Whenever the VSCC takes over the BOC’s Prescott hill for the day, it provides one of the highlights of the vintage year. On August 2, an entry of 228 was proof enough.
Practice was held in slippery conditions on Saturday, and there were some casualties. One Bentley driver was released after brief medical attention, and Mrs Gordon was taken to hospital with minor injuries after losing her ‘Grannie’ (998cc JAP-A7).
There were 20 Edwardians present, including Ben Collings (Veteran Mercedes 60) and a Peerless which required a replacement axle-shaft before it could run.
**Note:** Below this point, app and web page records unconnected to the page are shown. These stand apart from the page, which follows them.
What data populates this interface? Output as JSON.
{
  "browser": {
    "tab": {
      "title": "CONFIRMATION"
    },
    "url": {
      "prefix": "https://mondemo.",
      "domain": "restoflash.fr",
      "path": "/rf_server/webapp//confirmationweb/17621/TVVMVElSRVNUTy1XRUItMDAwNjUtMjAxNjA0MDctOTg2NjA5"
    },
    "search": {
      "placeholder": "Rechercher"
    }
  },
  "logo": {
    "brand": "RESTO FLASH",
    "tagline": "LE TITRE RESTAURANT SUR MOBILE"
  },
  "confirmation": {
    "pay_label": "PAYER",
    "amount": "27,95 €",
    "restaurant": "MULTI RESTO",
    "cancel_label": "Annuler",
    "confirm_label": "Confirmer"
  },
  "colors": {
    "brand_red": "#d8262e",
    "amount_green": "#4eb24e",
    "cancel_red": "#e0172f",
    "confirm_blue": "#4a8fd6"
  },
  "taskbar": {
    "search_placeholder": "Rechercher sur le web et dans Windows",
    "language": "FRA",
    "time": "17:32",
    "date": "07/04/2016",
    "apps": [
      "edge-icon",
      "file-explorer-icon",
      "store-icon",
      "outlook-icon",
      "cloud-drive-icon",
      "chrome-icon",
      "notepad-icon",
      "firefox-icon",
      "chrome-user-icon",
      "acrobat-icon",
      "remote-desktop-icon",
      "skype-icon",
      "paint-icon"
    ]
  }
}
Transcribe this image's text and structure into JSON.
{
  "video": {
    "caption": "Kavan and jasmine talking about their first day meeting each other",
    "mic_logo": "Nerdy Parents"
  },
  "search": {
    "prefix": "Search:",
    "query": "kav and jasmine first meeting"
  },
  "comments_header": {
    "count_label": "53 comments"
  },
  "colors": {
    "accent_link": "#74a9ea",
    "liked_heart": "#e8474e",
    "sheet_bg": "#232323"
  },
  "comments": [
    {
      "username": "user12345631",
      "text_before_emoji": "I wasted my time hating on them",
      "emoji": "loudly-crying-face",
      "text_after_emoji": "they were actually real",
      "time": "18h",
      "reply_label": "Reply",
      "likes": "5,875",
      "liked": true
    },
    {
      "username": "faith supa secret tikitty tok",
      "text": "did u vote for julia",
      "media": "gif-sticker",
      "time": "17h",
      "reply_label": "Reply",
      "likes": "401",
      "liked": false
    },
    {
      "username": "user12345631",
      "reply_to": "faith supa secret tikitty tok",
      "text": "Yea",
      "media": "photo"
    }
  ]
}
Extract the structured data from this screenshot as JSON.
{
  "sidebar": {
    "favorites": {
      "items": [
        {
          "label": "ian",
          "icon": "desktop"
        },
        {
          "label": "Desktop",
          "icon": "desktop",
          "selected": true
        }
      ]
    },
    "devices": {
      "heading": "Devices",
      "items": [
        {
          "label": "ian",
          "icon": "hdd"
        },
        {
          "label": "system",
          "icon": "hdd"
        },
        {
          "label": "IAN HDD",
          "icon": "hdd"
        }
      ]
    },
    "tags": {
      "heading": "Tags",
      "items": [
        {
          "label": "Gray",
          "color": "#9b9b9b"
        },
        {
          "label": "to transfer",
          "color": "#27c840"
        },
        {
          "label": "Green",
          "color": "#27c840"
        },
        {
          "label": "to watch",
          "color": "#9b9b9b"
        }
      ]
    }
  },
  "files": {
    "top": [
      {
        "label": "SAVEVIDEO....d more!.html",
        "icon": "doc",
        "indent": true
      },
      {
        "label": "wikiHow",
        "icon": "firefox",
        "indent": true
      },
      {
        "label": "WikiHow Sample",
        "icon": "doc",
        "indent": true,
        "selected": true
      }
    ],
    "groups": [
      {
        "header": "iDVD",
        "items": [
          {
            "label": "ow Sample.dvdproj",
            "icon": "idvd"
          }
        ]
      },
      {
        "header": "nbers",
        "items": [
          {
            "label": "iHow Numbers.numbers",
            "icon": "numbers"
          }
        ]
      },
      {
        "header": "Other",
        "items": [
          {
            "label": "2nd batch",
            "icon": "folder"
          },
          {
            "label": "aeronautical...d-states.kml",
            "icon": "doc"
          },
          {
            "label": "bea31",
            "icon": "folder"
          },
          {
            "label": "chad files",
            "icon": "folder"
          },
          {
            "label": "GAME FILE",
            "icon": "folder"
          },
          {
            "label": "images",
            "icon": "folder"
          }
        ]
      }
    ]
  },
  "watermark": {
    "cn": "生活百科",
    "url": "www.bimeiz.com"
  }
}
Continuing statistically, there were 60 vintage sports car entries, 82 1931-39 sports cars, 31 vintage racing cars, 33 1931-39 racing cars and two post-historic racing cars. They managed to fit in two runs apiece in six hours, starting at 11.00, which reflected well on the marshals, many of whom were from the BMRMC.
During the lunch break, president Bruce Spollon and Lord Raglan, who had driven from Wales in his Type 51 Bugatti, introduced Sonia Rolt, who unveiled a plaque commemorating her husband Tom, brothers Eric and BrigadierGeneral Giles and Cecil Clutton, without whom Prescott could never have evolved as a hilIclimb course (the first BOC meeting took place on April 10 1938).
On this occasion, Anthony Mayman, a huge Zoller blowing at 27-28 lb/sq in between his legs, set FM (41.63s) in ERA R4D. Quickest vintage car was Freddie Giles’ two-litre GN (43.55s), best naturally aspirated sports car Roger Collings’ 8.1-litre Bentley (46.61s) and the Sam Clutton Award for the most rapid Edwardian went to 12.8 litres of 1908 GP Panhard (54.76s), which proved creditably consistent… In this latter class, young Ben Collings was thought to have beaten his father’s best time in the Mercedes (56.07s).
The Peter Hampton Tankard for best Bugatti was won by Cardy’s covetable GP car (46.70s).
Class One was filled with many Ulster A7s and two replica GE Brooklands models, victory going to Bukin’s low-hung Ulster Special (52.61s) while best vintage time was set by Newell’s modified 1929 Ulster (55.83s). In Class Two, Dunn’s Riley Special, its small lamps perhaps a sports concession, beat a large field quite comfortably with a good 46.25s run. Knapp’s 1930 Frazer Nash took the vintage section (50.68s). In Class Three, Guy Spollon tied up the honours with his 2.5-litre Riley Special (47.27s), and J Giles’ AC/FN (48.50s) was best vintage. Bronson’s blown Riley took the big sports car class (47.27s), another to achieve consistent runs; the aforemention Roger Collings topped the vintage contingent. Goldsmith earned a trip in the ambulance but was soon released for a second run in his Bentley, and the blown Avon-Bentley was second to Bronson (46.07s). The well-supported class for 1100cc racing cars was won by Campbell’s Austin-Fiat in 47.98s (best vintage Bishop’s A7, 48.37s). In the 1500cc division, Ricketts’ ERA R1B led with a 43.27s climb, and Harper’s Morgan upheld vintage and cyclecar honours (46.85s). Mayman and Giles shared the Class Eight categories, ahead of Spollon’s ERA R8C and the Caesar Special (45.07s). The over 3000cc racing car class went to Guy Smith’s Frazer Nash-Alvis (42.71s), the only challenger being Burrell’s eight-litre Bentley-Royce (47.53s), its bonnet packed with machinery and the blower giving some 10 lb/sq in boost. Here, of four vintage ‘giants’, the Lovell-Elkhart (47.99s) vanquished Biggins’ Vauxhall Special (49.66s).
Starting methods by the very quick varied. Mayman, with his lightning gear selection, was very smooth, just like R4D’s engine note; Ure (R9B) was careful; Stephens (R12C) was jerky; Moore’s GP Bugatti was well-controlled; Walker’s Caesar was excellent; Freeman’s Aston suffered mild back axle judder; Day leapt away with tail-sliding acceleration in R11B. W B